Your answer must consist of one number: how many lines in the records contain "subtitle".

*** Opening of Data records ***

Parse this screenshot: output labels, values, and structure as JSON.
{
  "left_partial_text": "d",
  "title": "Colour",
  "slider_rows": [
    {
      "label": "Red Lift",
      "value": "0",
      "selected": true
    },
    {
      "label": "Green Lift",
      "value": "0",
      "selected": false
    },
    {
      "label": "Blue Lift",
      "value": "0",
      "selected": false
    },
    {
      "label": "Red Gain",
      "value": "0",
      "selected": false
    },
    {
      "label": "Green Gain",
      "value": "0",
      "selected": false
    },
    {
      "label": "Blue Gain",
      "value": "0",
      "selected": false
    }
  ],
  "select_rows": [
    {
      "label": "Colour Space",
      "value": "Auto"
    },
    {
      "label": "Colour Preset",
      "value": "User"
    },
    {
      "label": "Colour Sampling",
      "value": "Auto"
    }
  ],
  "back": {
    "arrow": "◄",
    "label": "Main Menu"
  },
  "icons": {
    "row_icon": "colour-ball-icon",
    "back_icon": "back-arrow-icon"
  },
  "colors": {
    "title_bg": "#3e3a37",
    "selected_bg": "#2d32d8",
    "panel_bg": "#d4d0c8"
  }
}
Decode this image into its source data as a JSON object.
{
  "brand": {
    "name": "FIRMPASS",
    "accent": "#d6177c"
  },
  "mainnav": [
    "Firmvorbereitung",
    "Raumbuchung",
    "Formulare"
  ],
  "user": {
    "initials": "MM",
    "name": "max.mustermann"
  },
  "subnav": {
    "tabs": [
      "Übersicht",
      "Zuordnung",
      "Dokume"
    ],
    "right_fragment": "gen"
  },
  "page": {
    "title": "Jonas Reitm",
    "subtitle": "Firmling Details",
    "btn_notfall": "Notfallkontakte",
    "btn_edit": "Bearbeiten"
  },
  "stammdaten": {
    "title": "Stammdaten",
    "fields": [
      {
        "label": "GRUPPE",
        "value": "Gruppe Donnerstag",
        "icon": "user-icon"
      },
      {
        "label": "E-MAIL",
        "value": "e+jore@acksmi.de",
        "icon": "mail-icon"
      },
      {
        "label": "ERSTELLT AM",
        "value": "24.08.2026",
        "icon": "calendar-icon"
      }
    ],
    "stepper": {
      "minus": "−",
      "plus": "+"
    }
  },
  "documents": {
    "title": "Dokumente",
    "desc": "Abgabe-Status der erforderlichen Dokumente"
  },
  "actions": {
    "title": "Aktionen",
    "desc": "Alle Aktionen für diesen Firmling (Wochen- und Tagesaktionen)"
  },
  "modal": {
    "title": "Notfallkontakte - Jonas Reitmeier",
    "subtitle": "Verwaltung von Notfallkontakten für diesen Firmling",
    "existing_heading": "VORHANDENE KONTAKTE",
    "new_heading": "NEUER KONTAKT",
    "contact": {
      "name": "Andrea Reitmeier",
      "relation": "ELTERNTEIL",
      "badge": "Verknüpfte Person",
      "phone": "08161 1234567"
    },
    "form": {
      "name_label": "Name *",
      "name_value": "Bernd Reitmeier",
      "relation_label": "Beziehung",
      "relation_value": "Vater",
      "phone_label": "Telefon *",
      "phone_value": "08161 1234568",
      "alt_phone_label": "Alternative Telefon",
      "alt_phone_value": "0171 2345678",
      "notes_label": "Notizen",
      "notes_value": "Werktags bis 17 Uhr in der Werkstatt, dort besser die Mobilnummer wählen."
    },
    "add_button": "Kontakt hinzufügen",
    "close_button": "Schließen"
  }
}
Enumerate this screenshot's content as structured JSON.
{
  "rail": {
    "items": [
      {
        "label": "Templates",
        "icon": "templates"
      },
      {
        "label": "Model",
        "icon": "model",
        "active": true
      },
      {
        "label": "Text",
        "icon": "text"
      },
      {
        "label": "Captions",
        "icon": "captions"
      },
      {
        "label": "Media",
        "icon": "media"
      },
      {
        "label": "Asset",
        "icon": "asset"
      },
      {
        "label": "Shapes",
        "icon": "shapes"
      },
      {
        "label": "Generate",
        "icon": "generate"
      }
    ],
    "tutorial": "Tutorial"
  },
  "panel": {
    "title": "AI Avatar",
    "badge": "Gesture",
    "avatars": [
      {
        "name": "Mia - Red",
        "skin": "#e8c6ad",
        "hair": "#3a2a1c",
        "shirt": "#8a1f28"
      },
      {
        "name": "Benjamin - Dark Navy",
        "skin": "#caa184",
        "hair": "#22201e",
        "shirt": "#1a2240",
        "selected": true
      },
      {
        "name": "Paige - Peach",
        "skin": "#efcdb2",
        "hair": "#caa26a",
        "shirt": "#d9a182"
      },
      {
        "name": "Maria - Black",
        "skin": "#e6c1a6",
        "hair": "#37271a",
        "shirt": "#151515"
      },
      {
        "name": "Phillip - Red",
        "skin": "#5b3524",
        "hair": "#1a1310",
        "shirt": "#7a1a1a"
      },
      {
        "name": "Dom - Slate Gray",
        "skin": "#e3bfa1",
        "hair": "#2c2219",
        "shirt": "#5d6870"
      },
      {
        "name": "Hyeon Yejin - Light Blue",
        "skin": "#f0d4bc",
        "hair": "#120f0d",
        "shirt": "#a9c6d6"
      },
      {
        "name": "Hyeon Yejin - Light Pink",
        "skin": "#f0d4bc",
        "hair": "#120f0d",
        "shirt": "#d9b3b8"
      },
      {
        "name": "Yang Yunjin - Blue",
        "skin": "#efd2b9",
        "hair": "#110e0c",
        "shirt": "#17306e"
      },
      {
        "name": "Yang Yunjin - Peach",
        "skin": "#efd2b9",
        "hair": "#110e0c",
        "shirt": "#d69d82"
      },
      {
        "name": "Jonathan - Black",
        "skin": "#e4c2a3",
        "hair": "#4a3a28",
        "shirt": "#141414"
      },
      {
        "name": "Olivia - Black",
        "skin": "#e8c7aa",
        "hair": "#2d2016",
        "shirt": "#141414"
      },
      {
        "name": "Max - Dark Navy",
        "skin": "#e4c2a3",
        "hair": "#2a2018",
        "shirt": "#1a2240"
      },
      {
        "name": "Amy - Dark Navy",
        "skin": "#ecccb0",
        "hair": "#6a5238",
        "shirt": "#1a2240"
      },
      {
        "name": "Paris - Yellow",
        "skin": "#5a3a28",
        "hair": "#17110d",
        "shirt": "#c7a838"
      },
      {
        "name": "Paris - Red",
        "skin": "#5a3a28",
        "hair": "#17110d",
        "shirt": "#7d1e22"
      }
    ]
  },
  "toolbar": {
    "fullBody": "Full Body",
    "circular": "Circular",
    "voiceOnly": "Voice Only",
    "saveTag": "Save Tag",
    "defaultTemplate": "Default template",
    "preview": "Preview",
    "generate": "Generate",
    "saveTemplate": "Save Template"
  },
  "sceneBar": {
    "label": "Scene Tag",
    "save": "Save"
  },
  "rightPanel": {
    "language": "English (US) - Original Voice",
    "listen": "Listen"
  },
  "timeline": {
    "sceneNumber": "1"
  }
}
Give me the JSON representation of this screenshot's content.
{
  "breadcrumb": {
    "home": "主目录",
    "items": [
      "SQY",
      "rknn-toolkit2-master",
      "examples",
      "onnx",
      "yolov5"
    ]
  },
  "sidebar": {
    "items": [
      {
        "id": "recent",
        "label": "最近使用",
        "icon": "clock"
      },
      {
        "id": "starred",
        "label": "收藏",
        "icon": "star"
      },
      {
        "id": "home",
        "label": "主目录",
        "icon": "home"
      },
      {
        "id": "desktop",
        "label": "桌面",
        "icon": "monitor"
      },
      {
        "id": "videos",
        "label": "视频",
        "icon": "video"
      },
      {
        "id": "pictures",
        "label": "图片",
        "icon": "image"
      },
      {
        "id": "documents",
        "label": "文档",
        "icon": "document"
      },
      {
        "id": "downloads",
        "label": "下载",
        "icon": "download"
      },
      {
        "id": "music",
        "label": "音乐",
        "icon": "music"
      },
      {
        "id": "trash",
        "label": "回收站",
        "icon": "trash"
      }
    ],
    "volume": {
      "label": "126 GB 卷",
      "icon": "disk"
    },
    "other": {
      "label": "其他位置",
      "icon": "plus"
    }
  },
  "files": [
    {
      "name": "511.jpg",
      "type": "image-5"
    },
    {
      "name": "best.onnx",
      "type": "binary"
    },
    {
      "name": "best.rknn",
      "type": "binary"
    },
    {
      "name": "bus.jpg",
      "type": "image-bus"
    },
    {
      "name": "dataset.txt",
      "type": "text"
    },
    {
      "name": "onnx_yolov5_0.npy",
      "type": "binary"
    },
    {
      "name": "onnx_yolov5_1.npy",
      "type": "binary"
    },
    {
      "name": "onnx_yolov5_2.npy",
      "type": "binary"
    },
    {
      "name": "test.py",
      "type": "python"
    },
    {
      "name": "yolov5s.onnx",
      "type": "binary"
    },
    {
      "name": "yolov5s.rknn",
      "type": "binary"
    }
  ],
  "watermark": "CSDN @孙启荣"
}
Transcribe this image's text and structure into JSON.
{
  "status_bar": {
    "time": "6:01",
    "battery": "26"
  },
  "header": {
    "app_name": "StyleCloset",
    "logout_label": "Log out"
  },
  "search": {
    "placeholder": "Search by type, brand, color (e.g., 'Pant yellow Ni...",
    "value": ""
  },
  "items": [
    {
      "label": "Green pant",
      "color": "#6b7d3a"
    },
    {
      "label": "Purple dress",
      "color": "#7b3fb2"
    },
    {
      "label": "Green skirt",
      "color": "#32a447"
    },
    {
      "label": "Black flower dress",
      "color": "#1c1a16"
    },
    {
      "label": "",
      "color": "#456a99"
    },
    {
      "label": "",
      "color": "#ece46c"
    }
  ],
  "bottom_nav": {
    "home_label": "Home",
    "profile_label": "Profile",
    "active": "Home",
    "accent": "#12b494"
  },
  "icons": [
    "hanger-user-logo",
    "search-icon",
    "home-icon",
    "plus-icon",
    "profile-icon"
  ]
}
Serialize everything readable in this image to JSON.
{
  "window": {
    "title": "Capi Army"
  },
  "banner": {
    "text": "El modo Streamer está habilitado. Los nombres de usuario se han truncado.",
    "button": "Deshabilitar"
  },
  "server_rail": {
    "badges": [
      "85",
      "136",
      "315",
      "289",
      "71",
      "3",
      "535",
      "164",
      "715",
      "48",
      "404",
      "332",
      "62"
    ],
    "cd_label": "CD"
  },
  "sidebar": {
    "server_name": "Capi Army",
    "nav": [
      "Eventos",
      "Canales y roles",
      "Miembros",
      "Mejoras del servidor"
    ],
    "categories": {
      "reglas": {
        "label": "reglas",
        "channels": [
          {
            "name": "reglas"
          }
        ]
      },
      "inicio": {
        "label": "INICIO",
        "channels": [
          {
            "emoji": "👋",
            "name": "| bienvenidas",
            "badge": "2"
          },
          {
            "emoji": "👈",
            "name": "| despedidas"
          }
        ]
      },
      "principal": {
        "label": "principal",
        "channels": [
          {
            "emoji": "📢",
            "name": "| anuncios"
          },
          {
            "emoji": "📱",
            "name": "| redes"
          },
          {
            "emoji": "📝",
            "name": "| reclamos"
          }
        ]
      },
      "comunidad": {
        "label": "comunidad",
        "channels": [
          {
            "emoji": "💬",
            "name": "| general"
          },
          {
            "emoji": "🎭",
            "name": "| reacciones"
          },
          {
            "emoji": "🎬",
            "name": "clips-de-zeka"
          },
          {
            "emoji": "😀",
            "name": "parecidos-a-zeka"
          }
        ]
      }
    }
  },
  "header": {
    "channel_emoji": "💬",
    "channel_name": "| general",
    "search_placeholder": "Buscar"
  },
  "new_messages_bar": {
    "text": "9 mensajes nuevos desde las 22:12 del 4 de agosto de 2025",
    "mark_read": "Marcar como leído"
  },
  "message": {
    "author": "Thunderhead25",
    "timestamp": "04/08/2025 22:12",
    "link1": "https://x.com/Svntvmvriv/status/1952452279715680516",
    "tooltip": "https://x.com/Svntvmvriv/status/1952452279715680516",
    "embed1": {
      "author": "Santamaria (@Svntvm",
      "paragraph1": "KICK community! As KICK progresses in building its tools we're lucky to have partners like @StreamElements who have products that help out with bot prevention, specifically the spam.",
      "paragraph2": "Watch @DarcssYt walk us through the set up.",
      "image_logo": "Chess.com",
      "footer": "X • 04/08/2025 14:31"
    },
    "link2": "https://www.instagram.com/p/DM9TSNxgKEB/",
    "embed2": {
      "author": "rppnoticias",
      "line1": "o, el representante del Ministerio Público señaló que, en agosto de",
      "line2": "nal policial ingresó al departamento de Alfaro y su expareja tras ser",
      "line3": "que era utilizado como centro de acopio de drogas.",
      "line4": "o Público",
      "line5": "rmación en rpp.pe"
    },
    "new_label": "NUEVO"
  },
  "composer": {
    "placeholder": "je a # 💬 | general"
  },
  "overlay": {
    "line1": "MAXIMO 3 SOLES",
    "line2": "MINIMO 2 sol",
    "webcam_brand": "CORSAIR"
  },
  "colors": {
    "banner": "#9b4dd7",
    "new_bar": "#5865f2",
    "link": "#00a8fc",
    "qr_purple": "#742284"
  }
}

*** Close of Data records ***

Result of the exercise. 2